### [Available data]
--- START ---

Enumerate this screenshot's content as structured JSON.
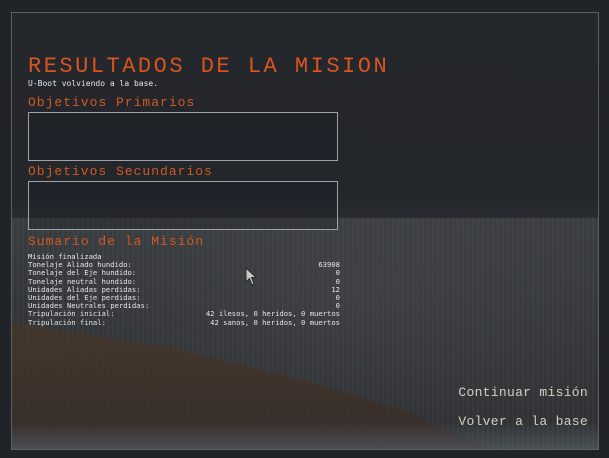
{
  "header": {
    "title": "RESULTADOS DE LA MISION",
    "subtitle": "U-Boot volviendo a la base."
  },
  "objectives": {
    "primary_label": "Objetivos Primarios",
    "secondary_label": "Objetivos Secundarios"
  },
  "summary": {
    "label": "Sumario de la Misión",
    "status": "Misión finalizada",
    "rows": [
      {
        "label": "Tonelaje Aliado hundido:",
        "value": "63908"
      },
      {
        "label": "Tonelaje del Eje hundido:",
        "value": "0"
      },
      {
        "label": "Tonelaje neutral hundido:",
        "value": "0"
      },
      {
        "label": "Unidades Aliadas perdidas:",
        "value": "12"
      },
      {
        "label": "Unidades del Eje perdidas:",
        "value": "0"
      },
      {
        "label": "Unidades Neutrales perdidas:",
        "value": "0"
      },
      {
        "label": "Tripulación inicial:",
        "value": "42 ilesos,  0 heridos,  0 muertos"
      },
      {
        "label": "Tripulación final:",
        "value": "42 sanos,  0 heridos,  0 muertos"
      }
    ]
  },
  "menu": {
    "continue_label": "Continuar misión",
    "return_label": "Volver a la base"
  },
  "colors": {
    "accent": "#d9541e",
    "text": "#e6e6e6",
    "menu_text": "#d4cfc2",
    "box_border": "#9ea3a8"
  },
  "icons": {
    "cursor": "mouse-pointer-icon"
  }
}
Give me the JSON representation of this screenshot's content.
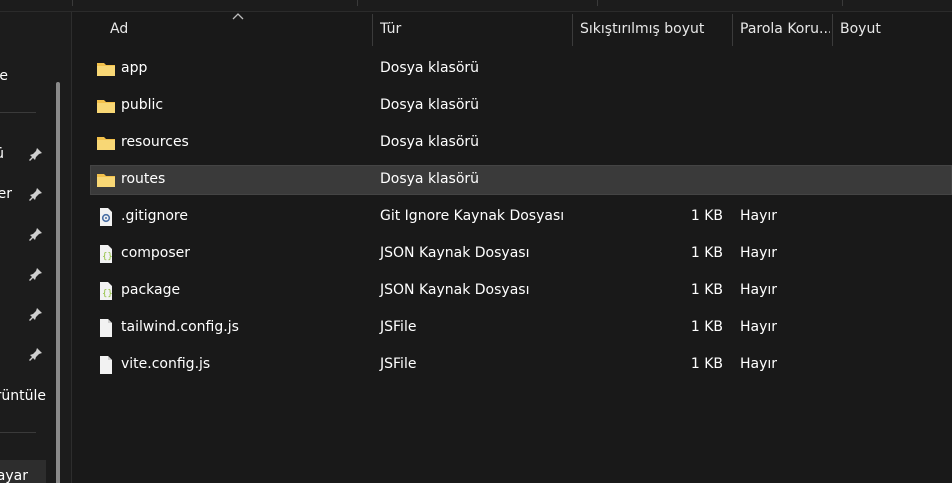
{
  "nav": {
    "items": [
      {
        "label": "e",
        "pinned": false
      },
      {
        "label": "ü",
        "pinned": true
      },
      {
        "label": "er",
        "pinned": true
      },
      {
        "label": "",
        "pinned": true
      },
      {
        "label": "",
        "pinned": true
      },
      {
        "label": "",
        "pinned": true
      },
      {
        "label": "",
        "pinned": true
      },
      {
        "label": "rüntüle",
        "pinned": false
      },
      {
        "label": "ayar",
        "pinned": false
      }
    ]
  },
  "columns": {
    "name": "Ad",
    "type": "Tür",
    "compressed_size": "Sıkıştırılmış boyut",
    "password": "Parola Koru...",
    "size": "Boyut"
  },
  "files": [
    {
      "name": "app",
      "type": "Dosya klasörü",
      "compressed": "",
      "password": "",
      "icon": "folder-icon",
      "selected": false
    },
    {
      "name": "public",
      "type": "Dosya klasörü",
      "compressed": "",
      "password": "",
      "icon": "folder-icon",
      "selected": false
    },
    {
      "name": "resources",
      "type": "Dosya klasörü",
      "compressed": "",
      "password": "",
      "icon": "folder-icon",
      "selected": false
    },
    {
      "name": "routes",
      "type": "Dosya klasörü",
      "compressed": "",
      "password": "",
      "icon": "folder-icon",
      "selected": true
    },
    {
      "name": ".gitignore",
      "type": "Git Ignore Kaynak Dosyası",
      "compressed": "1 KB",
      "password": "Hayır",
      "icon": "gear-file-icon",
      "selected": false
    },
    {
      "name": "composer",
      "type": "JSON Kaynak Dosyası",
      "compressed": "1 KB",
      "password": "Hayır",
      "icon": "json-file-icon",
      "selected": false
    },
    {
      "name": "package",
      "type": "JSON Kaynak Dosyası",
      "compressed": "1 KB",
      "password": "Hayır",
      "icon": "json-file-icon",
      "selected": false
    },
    {
      "name": "tailwind.config.js",
      "type": "JSFile",
      "compressed": "1 KB",
      "password": "Hayır",
      "icon": "blank-file-icon",
      "selected": false
    },
    {
      "name": "vite.config.js",
      "type": "JSFile",
      "compressed": "1 KB",
      "password": "Hayır",
      "icon": "blank-file-icon",
      "selected": false
    }
  ],
  "colors": {
    "background": "#191919",
    "selected_row": "#3a3a3a",
    "folder": "#f3c14b",
    "json_accent": "#8fbf3a"
  }
}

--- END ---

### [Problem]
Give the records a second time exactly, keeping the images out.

### [Task output]
Enumerate this screenshot's content as structured JSON.
{
  "header": {
    "title": "RESULTADOS DE LA MISION",
    "subtitle": "U-Boot volviendo a la base."
  },
  "objectives": {
    "primary_label": "Objetivos Primarios",
    "secondary_label": "Objetivos Secundarios"
  },
  "summary": {
    "label": "Sumario de la Misión",
    "status": "Misión finalizada",
    "rows": [
      {
        "label": "Tonelaje Aliado hundido:",
        "value": "63908"
      },
      {
        "label": "Tonelaje del Eje hundido:",
        "value": "0"
      },
      {
        "label": "Tonelaje neutral hundido:",
        "value": "0"
      },
      {
        "label": "Unidades Aliadas perdidas:",
        "value": "12"
      },
      {
        "label": "Unidades del Eje perdidas:",
        "value": "0"
      },
      {
        "label": "Unidades Neutrales perdidas:",
        "value": "0"
      },
      {
        "label": "Tripulación inicial:",
        "value": "42 ilesos,  0 heridos,  0 muertos"
      },
      {
        "label": "Tripulación final:",
        "value": "42 sanos,  0 heridos,  0 muertos"
      }
    ]
  },
  "menu": {
    "continue_label": "Continuar misión",
    "return_label": "Volver a la base"
  },
  "colors": {
    "accent": "#d9541e",
    "text": "#e6e6e6",
    "menu_text": "#d4cfc2",
    "box_border": "#9ea3a8"
  },
  "icons": {
    "cursor": "mouse-pointer-icon"
  }
}
Give me the JSON representation of this screenshot's content.
{
  "nav": {
    "items": [
      {
        "label": "e",
        "pinned": false
      },
      {
        "label": "ü",
        "pinned": true
      },
      {
        "label": "er",
        "pinned": true
      },
      {
        "label": "",
        "pinned": true
      },
      {
        "label": "",
        "pinned": true
      },
      {
        "label": "",
        "pinned": true
      },
      {
        "label": "",
        "pinned": true
      },
      {
        "label": "rüntüle",
        "pinned": false
      },
      {
        "label": "ayar",
        "pinned": false
      }
    ]
  },
  "columns": {
    "name": "Ad",
    "type": "Tür",
    "compressed_size": "Sıkıştırılmış boyut",
    "password": "Parola Koru...",
    "size": "Boyut"
  },
  "files": [
    {
      "name": "app",
      "type": "Dosya klasörü",
      "compressed": "",
      "password": "",
      "icon": "folder-icon",
      "selected": false
    },
    {
      "name": "public",
      "type": "Dosya klasörü",
      "compressed": "",
      "password": "",
      "icon": "folder-icon",
      "selected": false
    },
    {
      "name": "resources",
      "type": "Dosya klasörü",
      "compressed": "",
      "password": "",
      "icon": "folder-icon",
      "selected": false
    },
    {
      "name": "routes",
      "type": "Dosya klasörü",
      "compressed": "",
      "password": "",
      "icon": "folder-icon",
      "selected": true
    },
    {
      "name": ".gitignore",
      "type": "Git Ignore Kaynak Dosyası",
      "compressed": "1 KB",
      "password": "Hayır",
      "icon": "gear-file-icon",
      "selected": false
    },
    {
      "name": "composer",
      "type": "JSON Kaynak Dosyası",
      "compressed": "1 KB",
      "password": "Hayır",
      "icon": "json-file-icon",
      "selected": false
    },
    {
      "name": "package",
      "type": "JSON Kaynak Dosyası",
      "compressed": "1 KB",
      "password": "Hayır",
      "icon": "json-file-icon",
      "selected": false
    },
    {
      "name": "tailwind.config.js",
      "type": "JSFile",
      "compressed": "1 KB",
      "password": "Hayır",
      "icon": "blank-file-icon",
      "selected": false
    },
    {
      "name": "vite.config.js",
      "type": "JSFile",
      "compressed": "1 KB",
      "password": "Hayır",
      "icon": "blank-file-icon",
      "selected": false
    }
  ],
  "colors": {
    "background": "#191919",
    "selected_row": "#3a3a3a",
    "folder": "#f3c14b",
    "json_accent": "#8fbf3a"
  }
}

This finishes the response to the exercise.